Just as it’s an important duty for corporate directors, succession planning is an important duty for trustees. However, anecdotal evidence suggests it occurs far less frequently in academia than in business. Trustees must be ready to deal with unexpected, even tragic, circumstances and be prepared to, at least, appoint an acting CEO when the current CEO is unable to perform his or her duties or has been removed from the position by the trustees. In addition, trustees should ensure CEOs perform succession planning within their organization.
In my role as UA’s chancellor, I knew who the successor would be for each of my direct reports if an unexpected change occurred. To ensure viable candidates would be considered, successors would hold interim appointments, a search committee would be appointed, and permanent successors would be selected. Generally, the person who held an interim appointment was recommended by the person currently holding the position; however, no guarantee was provided because I wanted to avoid placing constraints on the interim appointment. The greatest challenge I faced was identifying the successor to J. Frank Broyles, an icon in intercollegiate athletics.

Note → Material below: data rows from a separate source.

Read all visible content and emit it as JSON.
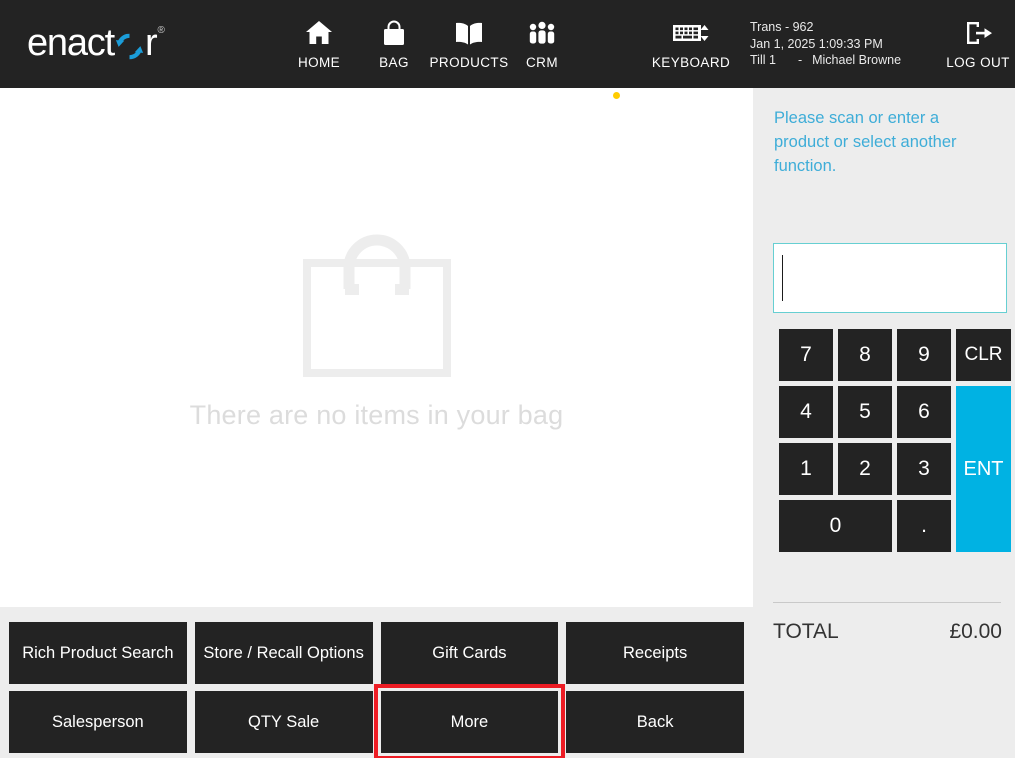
{
  "brand": {
    "name_before": "enact",
    "name_after": "r",
    "logo_icon": "refresh-circular-arrows-icon",
    "trademark": "®",
    "accent_blue": "#1b9dd9"
  },
  "header": {
    "nav": [
      {
        "label": "HOME",
        "icon": "home-icon"
      },
      {
        "label": "BAG",
        "icon": "shopping-bag-icon"
      },
      {
        "label": "PRODUCTS",
        "icon": "open-book-icon"
      },
      {
        "label": "CRM",
        "icon": "people-group-icon"
      }
    ],
    "keyboard": {
      "label": "KEYBOARD",
      "icon": "keyboard-icon"
    },
    "logout": {
      "label": "LOG OUT",
      "icon": "logout-arrow-icon"
    },
    "transaction": {
      "trans": "Trans - 962",
      "datetime": "Jan 1, 2025 1:09:33 PM",
      "till": "Till 1",
      "separator": "-",
      "operator": "Michael Browne"
    },
    "background": "#232323"
  },
  "bag_panel": {
    "status_dot_color": "#ffcc00",
    "status_dot": "status-dot-indicator",
    "bag_icon": "empty-shopping-bag-outline-icon",
    "empty_message": "There are no items in your bag"
  },
  "function_buttons": [
    {
      "label": "Rich Product Search",
      "highlighted": false
    },
    {
      "label": "Store / Recall Options",
      "highlighted": false
    },
    {
      "label": "Gift Cards",
      "highlighted": false
    },
    {
      "label": "Receipts",
      "highlighted": false
    },
    {
      "label": "Salesperson",
      "highlighted": false
    },
    {
      "label": "QTY Sale",
      "highlighted": false
    },
    {
      "label": "More",
      "highlighted": true
    },
    {
      "label": "Back",
      "highlighted": false
    }
  ],
  "highlight_color": "#ed1c24",
  "sidebar": {
    "prompt": "Please scan or enter a product or select another function.",
    "scan_input": {
      "value": "",
      "placeholder": "",
      "border_color": "#66cfd2"
    },
    "keypad": [
      {
        "label": "7",
        "type": "digit"
      },
      {
        "label": "8",
        "type": "digit"
      },
      {
        "label": "9",
        "type": "digit"
      },
      {
        "label": "CLR",
        "type": "clear"
      },
      {
        "label": "4",
        "type": "digit"
      },
      {
        "label": "5",
        "type": "digit"
      },
      {
        "label": "6",
        "type": "digit"
      },
      {
        "label": "1",
        "type": "digit"
      },
      {
        "label": "2",
        "type": "digit"
      },
      {
        "label": "3",
        "type": "digit"
      },
      {
        "label": "ENT",
        "type": "enter"
      },
      {
        "label": "0",
        "type": "digit-wide"
      },
      {
        "label": ".",
        "type": "decimal"
      }
    ],
    "enter_key_color": "#00b2e3",
    "total": {
      "label": "TOTAL",
      "value": "£0.00"
    }
  }
}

Broyles was reluctant to engage in a discussion of who I should turn to if he could not perform. He knew several people in intercollegiate athletics who died within a year of their retirement and didn’t want to think about retirement. Finally, I said “Frank, if you are hit by a bus, who should I ask to step in and assist me.” Then, and only then, did he give me a name.
Next Week’s Blog: Higher Education Boards—Part 3